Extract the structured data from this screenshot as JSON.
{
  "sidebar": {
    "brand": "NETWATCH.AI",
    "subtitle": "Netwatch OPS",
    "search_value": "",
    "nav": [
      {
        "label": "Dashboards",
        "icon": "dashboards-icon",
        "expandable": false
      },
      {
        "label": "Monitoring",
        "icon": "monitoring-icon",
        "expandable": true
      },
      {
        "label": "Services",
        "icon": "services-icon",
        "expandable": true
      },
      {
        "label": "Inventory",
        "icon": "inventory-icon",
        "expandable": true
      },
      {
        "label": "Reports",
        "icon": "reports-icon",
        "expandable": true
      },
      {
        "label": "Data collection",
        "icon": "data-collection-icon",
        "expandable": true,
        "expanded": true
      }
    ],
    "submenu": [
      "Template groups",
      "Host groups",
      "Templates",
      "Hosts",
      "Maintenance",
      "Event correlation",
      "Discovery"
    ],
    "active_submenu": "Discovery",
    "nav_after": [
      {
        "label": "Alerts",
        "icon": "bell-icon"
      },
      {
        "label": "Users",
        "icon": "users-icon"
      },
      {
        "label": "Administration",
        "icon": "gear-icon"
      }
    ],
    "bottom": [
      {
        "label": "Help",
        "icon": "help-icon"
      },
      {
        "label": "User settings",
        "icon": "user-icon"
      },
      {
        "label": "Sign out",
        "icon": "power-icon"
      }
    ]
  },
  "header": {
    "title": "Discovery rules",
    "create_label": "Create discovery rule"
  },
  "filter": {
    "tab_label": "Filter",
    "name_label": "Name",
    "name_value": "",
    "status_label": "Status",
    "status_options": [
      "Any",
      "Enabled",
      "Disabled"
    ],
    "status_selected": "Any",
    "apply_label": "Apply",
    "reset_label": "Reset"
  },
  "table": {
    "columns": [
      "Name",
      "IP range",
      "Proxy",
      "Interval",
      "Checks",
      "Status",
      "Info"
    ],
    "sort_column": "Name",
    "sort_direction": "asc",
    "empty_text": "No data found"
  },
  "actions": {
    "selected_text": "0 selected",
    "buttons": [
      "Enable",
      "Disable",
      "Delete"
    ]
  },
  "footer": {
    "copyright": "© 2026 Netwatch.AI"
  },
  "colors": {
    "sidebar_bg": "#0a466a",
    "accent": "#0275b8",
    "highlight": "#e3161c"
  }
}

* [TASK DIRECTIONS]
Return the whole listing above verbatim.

* [EXERCISE RESPONSE]
Extract the structured data from this screenshot as JSON.
{
  "sidebar": {
    "brand": "NETWATCH.AI",
    "subtitle": "Netwatch OPS",
    "search_value": "",
    "nav": [
      {
        "label": "Dashboards",
        "icon": "dashboards-icon",
        "expandable": false
      },
      {
        "label": "Monitoring",
        "icon": "monitoring-icon",
        "expandable": true
      },
      {
        "label": "Services",
        "icon": "services-icon",
        "expandable": true
      },
      {
        "label": "Inventory",
        "icon": "inventory-icon",
        "expandable": true
      },
      {
        "label": "Reports",
        "icon": "reports-icon",
        "expandable": true
      },
      {
        "label": "Data collection",
        "icon": "data-collection-icon",
        "expandable": true,
        "expanded": true
      }
    ],
    "submenu": [
      "Template groups",
      "Host groups",
      "Templates",
      "Hosts",
      "Maintenance",
      "Event correlation",
      "Discovery"
    ],
    "active_submenu": "Discovery",
    "nav_after": [
      {
        "label": "Alerts",
        "icon": "bell-icon"
      },
      {
        "label": "Users",
        "icon": "users-icon"
      },
      {
        "label": "Administration",
        "icon": "gear-icon"
      }
    ],
    "bottom": [
      {
        "label": "Help",
        "icon": "help-icon"
      },
      {
        "label": "User settings",
        "icon": "user-icon"
      },
      {
        "label": "Sign out",
        "icon": "power-icon"
      }
    ]
  },
  "header": {
    "title": "Discovery rules",
    "create_label": "Create discovery rule"
  },
  "filter": {
    "tab_label": "Filter",
    "name_label": "Name",
    "name_value": "",
    "status_label": "Status",
    "status_options": [
      "Any",
      "Enabled",
      "Disabled"
    ],
    "status_selected": "Any",
    "apply_label": "Apply",
    "reset_label": "Reset"
  },
  "table": {
    "columns": [
      "Name",
      "IP range",
      "Proxy",
      "Interval",
      "Checks",
      "Status",
      "Info"
    ],
    "sort_column": "Name",
    "sort_direction": "asc",
    "empty_text": "No data found"
  },
  "actions": {
    "selected_text": "0 selected",
    "buttons": [
      "Enable",
      "Disable",
      "Delete"
    ]
  },
  "footer": {
    "copyright": "© 2026 Netwatch.AI"
  },
  "colors": {
    "sidebar_bg": "#0a466a",
    "accent": "#0275b8",
    "highlight": "#e3161c"
  }
}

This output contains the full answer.